Check out our fortnightly publication in the Dominion Post, (picked up by Stuff), our latest Dispatch and links to our Radio Interviews at Radio Live. Our latest topics to news and current affairs relevant to you in employment law and human resource practice.
We thank our supporters for the supply of some of the icons and pictures.
It seems that every punter has thrown their hat in the ring and voiced an opinion as to whether Key’s conduct amounts to bullying, sexual harassment, harmless fun, or just weird, creepy and childish behaviour that is unbecoming of someone in his role.

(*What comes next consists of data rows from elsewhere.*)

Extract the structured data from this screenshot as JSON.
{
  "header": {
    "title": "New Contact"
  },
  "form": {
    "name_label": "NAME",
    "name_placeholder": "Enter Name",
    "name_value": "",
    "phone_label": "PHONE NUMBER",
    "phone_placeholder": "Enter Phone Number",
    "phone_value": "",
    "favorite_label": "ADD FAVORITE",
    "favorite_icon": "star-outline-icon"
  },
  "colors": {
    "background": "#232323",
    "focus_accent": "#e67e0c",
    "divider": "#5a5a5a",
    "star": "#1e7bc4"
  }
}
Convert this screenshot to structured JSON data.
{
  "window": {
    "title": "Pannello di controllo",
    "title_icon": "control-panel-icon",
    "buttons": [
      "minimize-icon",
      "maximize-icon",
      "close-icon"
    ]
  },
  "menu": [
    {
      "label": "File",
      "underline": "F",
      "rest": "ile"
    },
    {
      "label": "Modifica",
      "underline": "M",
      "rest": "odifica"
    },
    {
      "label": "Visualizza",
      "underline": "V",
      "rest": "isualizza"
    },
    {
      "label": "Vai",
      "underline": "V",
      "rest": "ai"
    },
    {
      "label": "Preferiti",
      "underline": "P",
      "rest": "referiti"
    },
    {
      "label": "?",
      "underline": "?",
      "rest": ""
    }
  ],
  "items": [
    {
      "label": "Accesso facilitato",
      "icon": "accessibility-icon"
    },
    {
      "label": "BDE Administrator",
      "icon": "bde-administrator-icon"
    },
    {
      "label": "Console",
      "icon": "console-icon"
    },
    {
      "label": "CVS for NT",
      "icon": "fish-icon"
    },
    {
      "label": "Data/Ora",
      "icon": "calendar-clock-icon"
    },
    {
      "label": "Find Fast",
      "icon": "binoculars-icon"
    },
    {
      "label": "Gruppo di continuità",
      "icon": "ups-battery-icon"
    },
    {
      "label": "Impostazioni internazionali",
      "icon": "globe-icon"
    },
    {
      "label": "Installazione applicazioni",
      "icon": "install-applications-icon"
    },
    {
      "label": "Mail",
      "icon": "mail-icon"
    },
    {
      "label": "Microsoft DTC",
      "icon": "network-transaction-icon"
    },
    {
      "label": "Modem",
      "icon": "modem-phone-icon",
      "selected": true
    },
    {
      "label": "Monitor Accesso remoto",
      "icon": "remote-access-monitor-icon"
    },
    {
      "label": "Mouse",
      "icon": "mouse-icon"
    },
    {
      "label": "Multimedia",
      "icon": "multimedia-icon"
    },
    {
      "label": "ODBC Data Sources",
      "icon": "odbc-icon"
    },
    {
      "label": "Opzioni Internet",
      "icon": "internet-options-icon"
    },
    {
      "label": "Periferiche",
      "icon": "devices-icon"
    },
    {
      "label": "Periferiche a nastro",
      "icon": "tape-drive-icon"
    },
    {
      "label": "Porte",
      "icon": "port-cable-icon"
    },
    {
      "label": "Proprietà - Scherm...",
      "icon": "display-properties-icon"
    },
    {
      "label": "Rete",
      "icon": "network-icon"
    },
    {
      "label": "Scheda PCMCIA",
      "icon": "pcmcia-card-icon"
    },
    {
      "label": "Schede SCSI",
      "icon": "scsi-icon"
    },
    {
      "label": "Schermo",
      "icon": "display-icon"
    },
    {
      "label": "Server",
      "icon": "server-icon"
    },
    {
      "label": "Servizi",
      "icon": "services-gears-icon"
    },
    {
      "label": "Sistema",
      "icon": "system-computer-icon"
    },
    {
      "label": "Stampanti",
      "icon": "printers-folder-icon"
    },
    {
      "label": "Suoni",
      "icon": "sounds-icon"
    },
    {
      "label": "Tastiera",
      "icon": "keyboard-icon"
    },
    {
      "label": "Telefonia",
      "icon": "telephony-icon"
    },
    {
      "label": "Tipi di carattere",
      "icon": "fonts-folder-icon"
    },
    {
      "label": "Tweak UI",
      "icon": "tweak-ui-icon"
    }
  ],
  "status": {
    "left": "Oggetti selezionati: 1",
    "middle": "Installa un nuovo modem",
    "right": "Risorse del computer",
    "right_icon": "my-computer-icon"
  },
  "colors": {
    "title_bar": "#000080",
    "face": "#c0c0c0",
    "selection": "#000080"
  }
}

The Campbell Live saga may seem a world away from most workplace restructures, but the reality is that the cut-throat environment of commercial television is not too different from any other business.
There is a delicate balance between the human rights and privacy interests of individuals, and the right of employers to understand what, if any, risk an employee presents.
In the past year a disturbing trend has emerged of employees having a crack at their former employers, despite agreeing to confidential and full and final settlements.
To completely ruin a great idiomatic expression, in the recent debacle involving Karen Hammond and her former Hastings employer NZCU Baywide, Hammond baked her (offensive) cake and ate it too.
Sometimes a decision by an employee to take legal action against an employer can backfire spectacularly.
Last week, disgraced cyclist Lance Armstrong continued his downward spiral and demonstrated how poor his judgment actually is.
The social media expose of the late-night antics of a pair of employees of Marsh Insurance in Christchurch has again brought the issue of out-of-work activities into the limelight.
In this case, the conduct took place in the office, but after hours.
Employers are increasingly offering prospective staff significant bonuses and performance pay to lure and retain the best people they can. But making promises about bonuses and other incentives needs to be carefully considered.
The Labour Party has recently announced a private members bill seeking to make “zero hour contracts” illegal. These types of employment agreement have become de rigeur in the UK in the wake of the global financial crisis and the struggle by businesses in the retail and hospitality sectors to stay afloat. Business has sought to find creative ways to keep a large pool of labour at the ready, but with minimal obligation.
Many people have secrets that they would prefer the wider public, or even their friends and family, never found out about. But what happens in an employment relationship when an employee has a deep, dark secret?